= Beginning of Section =

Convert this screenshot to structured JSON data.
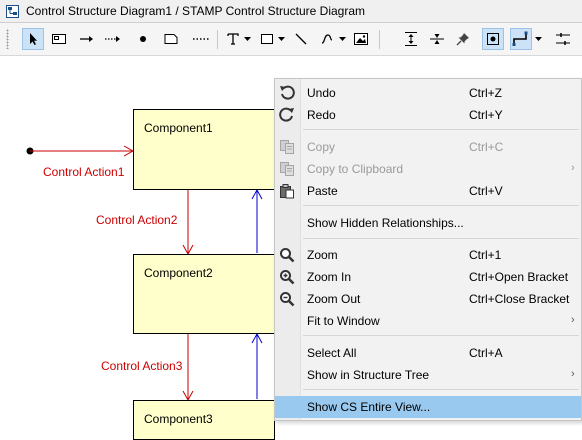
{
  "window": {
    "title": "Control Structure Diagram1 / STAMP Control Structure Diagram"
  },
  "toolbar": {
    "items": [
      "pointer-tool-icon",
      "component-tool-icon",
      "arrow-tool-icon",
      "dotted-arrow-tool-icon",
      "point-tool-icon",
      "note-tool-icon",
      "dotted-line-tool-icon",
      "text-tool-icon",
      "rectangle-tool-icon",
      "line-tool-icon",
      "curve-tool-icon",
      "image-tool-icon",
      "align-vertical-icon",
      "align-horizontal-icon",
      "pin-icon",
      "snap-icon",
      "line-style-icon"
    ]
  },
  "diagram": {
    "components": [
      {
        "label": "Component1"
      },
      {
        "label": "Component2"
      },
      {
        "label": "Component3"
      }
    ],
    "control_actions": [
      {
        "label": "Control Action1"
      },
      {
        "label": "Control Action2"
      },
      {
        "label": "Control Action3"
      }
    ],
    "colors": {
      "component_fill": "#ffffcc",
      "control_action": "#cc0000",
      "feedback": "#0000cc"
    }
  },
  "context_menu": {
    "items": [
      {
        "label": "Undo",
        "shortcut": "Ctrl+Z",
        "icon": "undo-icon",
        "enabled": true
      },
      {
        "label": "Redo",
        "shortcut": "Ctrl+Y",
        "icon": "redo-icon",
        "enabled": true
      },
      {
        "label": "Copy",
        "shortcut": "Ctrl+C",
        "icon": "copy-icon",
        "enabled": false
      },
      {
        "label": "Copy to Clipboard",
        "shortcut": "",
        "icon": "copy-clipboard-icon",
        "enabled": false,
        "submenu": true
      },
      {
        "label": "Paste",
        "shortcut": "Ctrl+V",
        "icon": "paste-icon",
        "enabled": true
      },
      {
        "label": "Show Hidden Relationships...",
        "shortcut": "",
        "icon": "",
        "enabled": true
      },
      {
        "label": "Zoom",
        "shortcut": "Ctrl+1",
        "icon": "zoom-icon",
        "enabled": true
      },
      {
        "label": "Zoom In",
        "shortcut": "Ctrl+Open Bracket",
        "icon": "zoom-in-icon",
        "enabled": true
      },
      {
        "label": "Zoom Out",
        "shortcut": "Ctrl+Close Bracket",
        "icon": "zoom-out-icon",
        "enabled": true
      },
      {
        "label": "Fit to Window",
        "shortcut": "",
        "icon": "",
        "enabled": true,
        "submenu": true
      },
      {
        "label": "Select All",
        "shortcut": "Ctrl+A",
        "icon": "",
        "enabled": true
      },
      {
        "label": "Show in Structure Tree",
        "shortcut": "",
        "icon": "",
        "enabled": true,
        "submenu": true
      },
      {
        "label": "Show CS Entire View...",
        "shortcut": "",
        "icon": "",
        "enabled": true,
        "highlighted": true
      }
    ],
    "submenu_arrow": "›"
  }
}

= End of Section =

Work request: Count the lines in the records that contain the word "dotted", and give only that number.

Solved problem: 2